-- Material to process follows --
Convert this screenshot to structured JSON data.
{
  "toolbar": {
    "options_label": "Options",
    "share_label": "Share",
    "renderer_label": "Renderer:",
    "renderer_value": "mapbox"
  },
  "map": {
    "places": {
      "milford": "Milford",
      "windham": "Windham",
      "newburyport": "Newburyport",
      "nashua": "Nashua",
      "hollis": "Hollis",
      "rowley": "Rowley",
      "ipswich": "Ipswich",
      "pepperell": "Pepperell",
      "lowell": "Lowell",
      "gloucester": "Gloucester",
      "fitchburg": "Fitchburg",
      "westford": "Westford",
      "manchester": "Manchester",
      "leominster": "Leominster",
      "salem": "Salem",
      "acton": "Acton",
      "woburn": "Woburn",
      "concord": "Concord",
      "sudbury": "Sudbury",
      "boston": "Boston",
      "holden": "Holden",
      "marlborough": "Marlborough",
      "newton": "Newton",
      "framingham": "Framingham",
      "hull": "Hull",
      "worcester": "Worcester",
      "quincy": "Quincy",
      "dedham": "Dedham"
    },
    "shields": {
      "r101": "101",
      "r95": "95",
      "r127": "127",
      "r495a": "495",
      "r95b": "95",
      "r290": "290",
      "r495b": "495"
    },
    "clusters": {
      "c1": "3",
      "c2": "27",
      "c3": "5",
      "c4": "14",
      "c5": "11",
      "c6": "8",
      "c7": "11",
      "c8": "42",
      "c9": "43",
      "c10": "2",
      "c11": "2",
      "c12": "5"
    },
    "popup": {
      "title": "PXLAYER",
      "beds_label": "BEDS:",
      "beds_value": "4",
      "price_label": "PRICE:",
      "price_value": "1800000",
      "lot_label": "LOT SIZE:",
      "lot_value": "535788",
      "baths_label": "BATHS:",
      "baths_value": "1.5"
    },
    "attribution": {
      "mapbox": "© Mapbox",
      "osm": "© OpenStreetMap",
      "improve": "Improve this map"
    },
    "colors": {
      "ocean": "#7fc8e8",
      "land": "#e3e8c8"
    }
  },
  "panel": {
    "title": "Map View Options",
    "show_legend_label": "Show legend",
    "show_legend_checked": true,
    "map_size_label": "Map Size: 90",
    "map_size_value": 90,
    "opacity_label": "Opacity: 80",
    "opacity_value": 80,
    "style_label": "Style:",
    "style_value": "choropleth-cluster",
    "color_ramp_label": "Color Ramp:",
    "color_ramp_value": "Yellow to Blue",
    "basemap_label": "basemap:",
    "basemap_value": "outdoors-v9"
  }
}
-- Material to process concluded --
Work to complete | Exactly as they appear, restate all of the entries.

Your solution |
Convert this screenshot to structured JSON data.
{
  "toolbar": {
    "options_label": "Options",
    "share_label": "Share",
    "renderer_label": "Renderer:",
    "renderer_value": "mapbox"
  },
  "map": {
    "places": {
      "milford": "Milford",
      "windham": "Windham",
      "newburyport": "Newburyport",
      "nashua": "Nashua",
      "hollis": "Hollis",
      "rowley": "Rowley",
      "ipswich": "Ipswich",
      "pepperell": "Pepperell",
      "lowell": "Lowell",
      "gloucester": "Gloucester",
      "fitchburg": "Fitchburg",
      "westford": "Westford",
      "manchester": "Manchester",
      "leominster": "Leominster",
      "salem": "Salem",
      "acton": "Acton",
      "woburn": "Woburn",
      "concord": "Concord",
      "sudbury": "Sudbury",
      "boston": "Boston",
      "holden": "Holden",
      "marlborough": "Marlborough",
      "newton": "Newton",
      "framingham": "Framingham",
      "hull": "Hull",
      "worcester": "Worcester",
      "quincy": "Quincy",
      "dedham": "Dedham"
    },
    "shields": {
      "r101": "101",
      "r95": "95",
      "r127": "127",
      "r495a": "495",
      "r95b": "95",
      "r290": "290",
      "r495b": "495"
    },
    "clusters": {
      "c1": "3",
      "c2": "27",
      "c3": "5",
      "c4": "14",
      "c5": "11",
      "c6": "8",
      "c7": "11",
      "c8": "42",
      "c9": "43",
      "c10": "2",
      "c11": "2",
      "c12": "5"
    },
    "popup": {
      "title": "PXLAYER",
      "beds_label": "BEDS:",
      "beds_value": "4",
      "price_label": "PRICE:",
      "price_value": "1800000",
      "lot_label": "LOT SIZE:",
      "lot_value": "535788",
      "baths_label": "BATHS:",
      "baths_value": "1.5"
    },
    "attribution": {
      "mapbox": "© Mapbox",
      "osm": "© OpenStreetMap",
      "improve": "Improve this map"
    },
    "colors": {
      "ocean": "#7fc8e8",
      "land": "#e3e8c8"
    }
  },
  "panel": {
    "title": "Map View Options",
    "show_legend_label": "Show legend",
    "show_legend_checked": true,
    "map_size_label": "Map Size: 90",
    "map_size_value": 90,
    "opacity_label": "Opacity: 80",
    "opacity_value": 80,
    "style_label": "Style:",
    "style_value": "choropleth-cluster",
    "color_ramp_label": "Color Ramp:",
    "color_ramp_value": "Yellow to Blue",
    "basemap_label": "basemap:",
    "basemap_value": "outdoors-v9"
  }
}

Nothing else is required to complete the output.